What is a Backport?
Backporting is when a software patch or update is taken from a recent software version and applied to an older version of the same software.
A backport is most commonly used to address security flaws in legacy software or older versions of the software that are still supported by the developer. In many cases, the user maintains the older version of the software because the newer version has stability issues or may be incompatible with downstream applications.
How Backporting Works
Backporting is a catch-all term for any activity that applies updates or patches from a newer version of software to an older version.
This process can be as straightforward as updating several lines of code; it can also involve a major overhaul that is spread across multiple files of the code.
In the latter case, applying a backport may be impractical as compared to upgrading to the latest version of the software.

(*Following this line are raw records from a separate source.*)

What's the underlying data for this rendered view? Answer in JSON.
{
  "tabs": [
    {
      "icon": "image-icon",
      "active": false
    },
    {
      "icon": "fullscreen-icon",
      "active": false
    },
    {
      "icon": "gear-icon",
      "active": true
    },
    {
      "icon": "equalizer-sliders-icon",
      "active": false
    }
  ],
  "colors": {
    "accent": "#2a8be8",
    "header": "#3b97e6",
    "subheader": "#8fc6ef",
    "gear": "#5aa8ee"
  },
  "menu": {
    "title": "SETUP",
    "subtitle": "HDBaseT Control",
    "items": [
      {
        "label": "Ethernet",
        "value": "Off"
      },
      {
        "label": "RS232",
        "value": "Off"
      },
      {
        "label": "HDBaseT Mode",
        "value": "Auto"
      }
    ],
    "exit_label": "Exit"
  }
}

However, in select cases, it may be necessary to retain a legacy application if the newer version of the application has stability issues that may impact mission-critical operations.
The Backporting Process
Backporting is a multi-step process. Here we outline the basic steps to develop and deploy a backport:
- Identify the security flaw within the software version that requires a patch or update.
- Determine what patches, updates or modifications are available to address this issue in later versions of the same software.
- Adapt the modification to be compatible with the older code version.
- Conduct robust testing to ensure that the backported code or backport package maintains full functionality within the IT architecture, as well as addresses the underlying security flaw.
- Address any unwanted side effects identified in the previous step.
- Deploy the backported patch.
Who is Responsible for Backporting?
Backporting requires access to the software’s source code. As such, the backport can be developed and provided by the core development team for closed-source software. This can be done as part of an official patch or bug fix. For open-source software, such as Linux, a backport can be provided by a third party and then submitted to the software development team.
Where Does Backporting Fit in Vulnerability Management
Backporting has many advantages, though it is by no means a simple fix to complex security problems. Further, relying on a backport in the long-term may introduce other security threats, the risk of which may outweigh that of the original issue.
Common Backporting Issues and Considerations
Long-term Support and Maintenance Costs
Backports can be an effective way to address security flaws and vulnerabilities in older versions of software. However, each backport introduces a fair amount of complexity within the system architecture and can be costly to maintain.
For example, Python 2.7.18 was the final official release of Python 2. In order to remain current with security patches and continue enjoying all of the new developments Python has to offer, organizations needed to upgrade to Python 3 or start freezing requirements and commit to legacy long-term support. CrowdStrike’s data science team faced this exact dilemma. This article explores the team’s decision-making process as well as the steps the team took to update approximately 200K lines of Python into a modern framework.
Backporting Side Effects
As discussed in our Python blog post, each backport can create many unwanted side effects within the IT environment. Just as an upstream software application affects all downstream applications, so too does a backport applied to the core software. This is also true if the backport is applied within the kernel.
Additional Security Implications and Vulnerabilities
Backporting is a common technique to address a known bug within the IT environment. At the same time, relying on a legacy codebase introduces other potentially significant security implications for organizations. Relying on old or legacy code could result in introducing weaknesses or vulnerabilities in your environment. These issues affect not only the main application but also all dependent libraries and forked applications to public repositories. It is important to consider how each backport fits within the organization’s overall security strategy, as well as the IT architecture. This applies to both upstream software applications and the kernel itself.
Backporting can give users a false sense of security if the enumeration process is not fully understood. For example, users may read media reports about upgrading their software to address security issues. However, what they actually do is install an updated package from the vendor and not the latest upstream version of the application. In this scenario, the user is still running an older upstream version of the software with backport packages applied. This does not provide the full security features and benefits of operating the latest version of the software. Users should double-check to see the specific software update number to ensure they are updating to the latest version.